The post-Manti Te’o, post-Tyler Eifert Irish football team has new faces, new strengths and new weaknesses, but it still relied on old standards to win games.
Win gritty, not pretty.
It worked in 2012, and it worked in a too-close-for-comfort 31-24 win over host Purdue on Saturday, Sept. 14. Consider it another piece in a puzzle surrounding this year’s team identity.
“We’re still kind of defining who we are,” head coach Brian Kelly said. “We’re still trying to find ourselves. Here’s what we did: We played hard for four quarters and fought our butts off. We found ways to make plays.”
Still sore from last week’s loss at Michigan, Notre Dame (2-1) stumbled sleepily onto the field at Ross-Ade Stadium to face a Purdue team (1-2) that struggled to beat Indiana State a week before.
After an unremarkable first half, the Irish lagged into the locker room trailing 10-3. The once-solid defense looked limp. The highly praised running game had accumulated a total of 29 yards. Tommy Rees couldn’t connect with TJ Jones — or any other receiver, for that matter.
It took the gutsy 1-yard score from McDaniel and two fourth-quarter touchdown connections between Rees and DaVaris Daniels to electrify Notre Dame and to give the Irish its first iota of breathing room.
A pick-six by cornerback Bennett Jackson helped Notre Dame to 21 unanswered points, but Purdue scored shortly after to cut the Irish lead back down to seven. Amir Carlisle fumbled on the following series, but the Irish defense forced a three-and-out to prevent a Boilermaker comeback.
In the end, Notre Dame bent to the point of snapping, but it never broke.
New team, old standards.
“I always thought of us as blue-collar worksmen,” linebacker Jarrett Grace said of Notre Dame. “We’re not going to be that flashy, but we’re going to keep grinding.”
Rees finished 20 of 33 for 309 yards and two touchdowns. He was especially effective in the second half, throwing 12 of 16 for 215 yards and both scores. McDaniel led running backs with 16 carries for 56 yards. The majority of those carries came on the final, clock-chewing drive of the game, when McDaniel carried the ball 10 times to burn the remaining 7:22 away.
Defensively, Purdue quarterback Rob Henry and tailback Akeem Hunt had Notre Dame on its heels with screen passes and scrambles. The Irish were staunch when it counted, though, and only gave up 38 rushing yards to a Purdue team hoping to exploit Hunt’s speed.
Certainly, it wasn’t pretty. Certainly, Notre Dame has the talent to be better than a one-score win over Purdue.
But like so many times last year, the Irish found a way to win a game that wasn’t going in their favor.
“We’re going to fight till the end,” McDaniel said. “It’s something awesome to see, when you can pound a game out like that, fourth quarter, tough atmosphere. To come out and start making plays and to finish it off like that, it’s amazing.

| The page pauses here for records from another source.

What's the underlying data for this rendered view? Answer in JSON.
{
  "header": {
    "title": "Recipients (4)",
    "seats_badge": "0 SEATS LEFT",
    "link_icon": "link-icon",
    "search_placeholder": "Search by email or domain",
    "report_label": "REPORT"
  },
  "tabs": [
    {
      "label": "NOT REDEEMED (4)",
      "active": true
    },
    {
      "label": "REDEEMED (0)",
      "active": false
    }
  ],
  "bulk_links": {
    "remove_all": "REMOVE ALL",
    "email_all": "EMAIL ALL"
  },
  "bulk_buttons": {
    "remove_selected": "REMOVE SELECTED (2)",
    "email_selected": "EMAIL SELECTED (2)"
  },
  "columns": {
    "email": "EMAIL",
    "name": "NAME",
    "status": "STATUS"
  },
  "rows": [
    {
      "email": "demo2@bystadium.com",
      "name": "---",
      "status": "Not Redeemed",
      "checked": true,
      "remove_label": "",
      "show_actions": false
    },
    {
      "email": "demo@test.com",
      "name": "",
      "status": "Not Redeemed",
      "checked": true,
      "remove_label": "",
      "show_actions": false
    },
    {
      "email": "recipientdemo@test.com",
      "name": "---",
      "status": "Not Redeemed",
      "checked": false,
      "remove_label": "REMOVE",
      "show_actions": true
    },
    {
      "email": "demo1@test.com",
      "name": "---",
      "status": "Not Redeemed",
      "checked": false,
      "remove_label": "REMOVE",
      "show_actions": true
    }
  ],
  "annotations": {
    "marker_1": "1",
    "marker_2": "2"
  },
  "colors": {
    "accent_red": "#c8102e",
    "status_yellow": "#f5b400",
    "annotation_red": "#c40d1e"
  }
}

That really speaks to our identity as a football team.”
That identity is still taking shape. It’s still mucked up in a running game with no clear front man, a linebacker corps sorely missing Te’o’s leadership and talents, and a secondary that has shown flashes of last year’s brilliance but has otherwise been inexplicably vanilla.
“We’ve been really trying to get our hands around this thing,” Kelly said of the team’s identity. “We know we got good players and good personnel. We’re trying to figure out the parts and the pieces and where they go.”